Our systematic review revealed that in aquatic systems, non-native animal species have a strong performance advantage associated with increases in temperatures and CO2 levels. We also identified weaker trends towards similar patterns with increases in CO2 and precipitation among terrestrial species. Increasing the disparity in performance between native and non-native species is likely to exacerbate the effects of climate change on community- and ecosystem-level processes, particularly when such non-natives negatively impact resident species. Given our focus on performance measures such as demographic rates (i.e. survival and reproduction) and biomass, components that have the potential to affect abundance, range size and per capita effects, we might speculate that impacts of aquatic non-native species could be enhanced under elevated temperature and CO2 (Parker et al. 1999). Although, in aquatic systems, negative impacts of non-native species have been most often demonstrated (e.g. Williams & Smith 2007; Sorte et al. 2010b), positive impacts could also increase under climate change, and replacement of declining natives might sometimes prove beneficial at the community or ecosystem level (e.g. Crooks 1998). Thus, greater focus on integrating performance measures with an understanding of non-native species' impacts, especially with climate change, is needed for predicting higher level changes under future climatic conditions. In conclusion, we found that non-native species capitalised on increased resources with environmental change, but they were also negatively affected when conditions became less suitable, and that strong differential effects of climate change on native and non-native species are more likely to be observed among aquatic animals than among terrestrial plants.
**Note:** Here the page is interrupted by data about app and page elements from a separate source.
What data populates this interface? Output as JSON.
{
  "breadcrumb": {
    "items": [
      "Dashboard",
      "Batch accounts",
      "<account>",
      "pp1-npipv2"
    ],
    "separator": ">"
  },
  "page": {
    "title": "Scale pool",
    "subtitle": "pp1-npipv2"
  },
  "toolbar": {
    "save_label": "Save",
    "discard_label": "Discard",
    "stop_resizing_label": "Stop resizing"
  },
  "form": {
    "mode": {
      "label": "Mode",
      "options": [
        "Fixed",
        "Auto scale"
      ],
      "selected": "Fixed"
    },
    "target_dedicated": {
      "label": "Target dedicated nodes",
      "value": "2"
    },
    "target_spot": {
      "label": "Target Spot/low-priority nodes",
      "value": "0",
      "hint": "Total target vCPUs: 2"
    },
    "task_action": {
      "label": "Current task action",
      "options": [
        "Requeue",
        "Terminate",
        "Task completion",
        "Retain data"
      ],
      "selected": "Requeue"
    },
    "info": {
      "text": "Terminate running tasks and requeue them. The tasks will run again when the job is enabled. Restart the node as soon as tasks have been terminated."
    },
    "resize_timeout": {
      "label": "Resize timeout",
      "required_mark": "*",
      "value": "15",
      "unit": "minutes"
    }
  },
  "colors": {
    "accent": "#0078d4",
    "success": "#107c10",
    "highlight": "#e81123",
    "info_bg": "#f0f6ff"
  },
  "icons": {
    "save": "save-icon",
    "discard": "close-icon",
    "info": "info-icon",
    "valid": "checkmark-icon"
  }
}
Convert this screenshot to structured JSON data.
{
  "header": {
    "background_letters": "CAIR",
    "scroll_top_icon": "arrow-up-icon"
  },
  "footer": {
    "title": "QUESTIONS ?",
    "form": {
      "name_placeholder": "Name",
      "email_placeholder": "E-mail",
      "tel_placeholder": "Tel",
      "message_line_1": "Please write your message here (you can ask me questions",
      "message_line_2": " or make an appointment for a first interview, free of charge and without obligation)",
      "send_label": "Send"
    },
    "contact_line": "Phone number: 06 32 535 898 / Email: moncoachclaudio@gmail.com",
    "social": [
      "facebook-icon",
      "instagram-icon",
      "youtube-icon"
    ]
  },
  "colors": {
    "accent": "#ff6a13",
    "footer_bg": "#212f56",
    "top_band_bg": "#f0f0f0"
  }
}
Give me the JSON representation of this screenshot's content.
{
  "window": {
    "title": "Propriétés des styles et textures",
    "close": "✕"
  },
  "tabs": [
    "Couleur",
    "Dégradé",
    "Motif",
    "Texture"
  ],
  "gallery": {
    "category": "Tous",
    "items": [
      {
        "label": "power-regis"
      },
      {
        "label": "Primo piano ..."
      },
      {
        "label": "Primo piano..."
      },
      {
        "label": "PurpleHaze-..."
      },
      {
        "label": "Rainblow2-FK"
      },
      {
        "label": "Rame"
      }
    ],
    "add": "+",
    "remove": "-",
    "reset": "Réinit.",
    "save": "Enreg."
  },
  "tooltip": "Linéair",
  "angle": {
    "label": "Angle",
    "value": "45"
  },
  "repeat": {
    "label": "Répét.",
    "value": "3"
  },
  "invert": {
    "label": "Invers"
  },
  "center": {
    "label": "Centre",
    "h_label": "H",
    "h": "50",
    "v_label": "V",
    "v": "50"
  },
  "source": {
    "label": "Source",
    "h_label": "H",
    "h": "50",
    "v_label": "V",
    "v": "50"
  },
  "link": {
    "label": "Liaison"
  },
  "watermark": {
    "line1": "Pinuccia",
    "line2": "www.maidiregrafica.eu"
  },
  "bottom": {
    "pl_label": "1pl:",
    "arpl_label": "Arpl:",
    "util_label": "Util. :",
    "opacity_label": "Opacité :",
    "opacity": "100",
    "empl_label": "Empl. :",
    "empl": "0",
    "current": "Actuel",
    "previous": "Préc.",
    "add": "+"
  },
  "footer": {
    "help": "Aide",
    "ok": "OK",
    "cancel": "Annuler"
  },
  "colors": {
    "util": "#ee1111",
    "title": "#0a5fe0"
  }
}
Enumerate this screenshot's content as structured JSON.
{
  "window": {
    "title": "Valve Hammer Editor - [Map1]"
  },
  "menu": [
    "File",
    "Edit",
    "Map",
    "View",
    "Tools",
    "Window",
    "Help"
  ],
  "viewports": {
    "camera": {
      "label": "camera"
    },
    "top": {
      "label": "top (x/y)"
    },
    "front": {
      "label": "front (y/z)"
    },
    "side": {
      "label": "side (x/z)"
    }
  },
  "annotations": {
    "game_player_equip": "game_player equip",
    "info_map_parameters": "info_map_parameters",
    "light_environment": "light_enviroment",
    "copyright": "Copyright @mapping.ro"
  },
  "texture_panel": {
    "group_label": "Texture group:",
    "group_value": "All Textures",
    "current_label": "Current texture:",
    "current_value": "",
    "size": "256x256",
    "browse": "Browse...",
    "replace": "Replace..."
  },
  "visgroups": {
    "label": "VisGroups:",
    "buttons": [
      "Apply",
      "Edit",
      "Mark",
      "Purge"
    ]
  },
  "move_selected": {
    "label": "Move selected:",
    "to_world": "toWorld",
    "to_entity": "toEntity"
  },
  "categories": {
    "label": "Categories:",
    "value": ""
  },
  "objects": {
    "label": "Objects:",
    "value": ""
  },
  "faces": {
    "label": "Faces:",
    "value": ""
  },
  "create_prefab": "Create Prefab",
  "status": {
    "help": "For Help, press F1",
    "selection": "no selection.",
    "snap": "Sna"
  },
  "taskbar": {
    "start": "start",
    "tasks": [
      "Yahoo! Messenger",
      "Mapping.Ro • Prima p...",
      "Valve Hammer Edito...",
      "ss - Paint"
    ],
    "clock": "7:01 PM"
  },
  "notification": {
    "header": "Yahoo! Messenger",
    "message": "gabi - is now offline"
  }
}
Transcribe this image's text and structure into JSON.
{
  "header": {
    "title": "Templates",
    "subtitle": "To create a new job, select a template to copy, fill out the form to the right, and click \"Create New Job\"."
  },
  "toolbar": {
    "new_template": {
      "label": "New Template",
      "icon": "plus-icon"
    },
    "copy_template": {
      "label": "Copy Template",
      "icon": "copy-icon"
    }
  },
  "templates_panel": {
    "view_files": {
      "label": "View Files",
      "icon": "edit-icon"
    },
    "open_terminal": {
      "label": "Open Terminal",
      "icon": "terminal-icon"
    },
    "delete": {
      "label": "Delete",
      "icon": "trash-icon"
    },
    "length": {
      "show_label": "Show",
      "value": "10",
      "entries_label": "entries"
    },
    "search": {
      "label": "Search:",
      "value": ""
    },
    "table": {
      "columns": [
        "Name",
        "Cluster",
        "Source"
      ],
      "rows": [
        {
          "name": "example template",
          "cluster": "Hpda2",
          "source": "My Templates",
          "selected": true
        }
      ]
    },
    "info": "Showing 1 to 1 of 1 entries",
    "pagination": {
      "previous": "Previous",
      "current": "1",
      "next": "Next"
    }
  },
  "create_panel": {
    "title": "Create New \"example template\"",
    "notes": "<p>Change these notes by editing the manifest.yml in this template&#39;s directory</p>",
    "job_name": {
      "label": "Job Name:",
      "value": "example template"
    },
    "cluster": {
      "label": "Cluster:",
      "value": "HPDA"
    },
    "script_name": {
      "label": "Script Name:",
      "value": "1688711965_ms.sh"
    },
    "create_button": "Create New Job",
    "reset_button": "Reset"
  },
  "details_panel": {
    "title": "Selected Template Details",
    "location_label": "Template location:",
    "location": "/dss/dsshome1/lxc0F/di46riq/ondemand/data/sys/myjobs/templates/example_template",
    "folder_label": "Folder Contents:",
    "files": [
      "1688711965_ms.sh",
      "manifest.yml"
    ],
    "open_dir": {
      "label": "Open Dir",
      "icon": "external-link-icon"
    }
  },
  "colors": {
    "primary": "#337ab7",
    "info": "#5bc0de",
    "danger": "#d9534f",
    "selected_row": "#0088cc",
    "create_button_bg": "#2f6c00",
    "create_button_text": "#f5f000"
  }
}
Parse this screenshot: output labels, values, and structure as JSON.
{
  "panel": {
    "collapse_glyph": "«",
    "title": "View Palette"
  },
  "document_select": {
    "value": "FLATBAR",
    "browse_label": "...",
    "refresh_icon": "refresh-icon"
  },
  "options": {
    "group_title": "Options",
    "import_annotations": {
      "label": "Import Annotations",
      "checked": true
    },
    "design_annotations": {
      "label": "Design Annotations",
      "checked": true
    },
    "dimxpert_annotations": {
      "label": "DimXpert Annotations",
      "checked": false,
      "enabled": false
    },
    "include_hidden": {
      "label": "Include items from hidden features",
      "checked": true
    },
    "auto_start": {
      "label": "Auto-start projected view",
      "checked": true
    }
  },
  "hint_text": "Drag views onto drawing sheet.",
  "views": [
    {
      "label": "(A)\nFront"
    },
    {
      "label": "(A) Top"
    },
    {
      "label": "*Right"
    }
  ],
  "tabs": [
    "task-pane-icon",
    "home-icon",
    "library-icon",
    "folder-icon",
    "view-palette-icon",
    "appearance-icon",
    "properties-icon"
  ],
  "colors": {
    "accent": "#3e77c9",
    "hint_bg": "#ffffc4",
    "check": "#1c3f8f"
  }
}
We thank J. Kray and J. Heisler-White for assistance with data extraction. Discussions with B. Bradley, R. Early, J. Lawler and C. Lortie were especially helpful to the development of this project. We are grateful to M. Bracken for analytical assistance and comments. Funding for C.J.B.S. was provided by the Department of Energy (DOE-ER64982 for ‘Establishment of the Northeast Coastal Watershed Geospatial Data Network'). This study was conducted as part of the Climate & Invasions Working Group with support provided by the National Center for Ecological Analysis and Synthesis, a Center funded by the National Science Foundation (grant #EF-0553768), the University of California, Santa Barbara and the State of California.
Statement of authorship
CJBS, II and DMB designed the study and database; all authors contributed to the database; CJBS, II, LPM and JMD performed analyses; CJBS, II and DMB led the writing; and all authors contributed to the writing.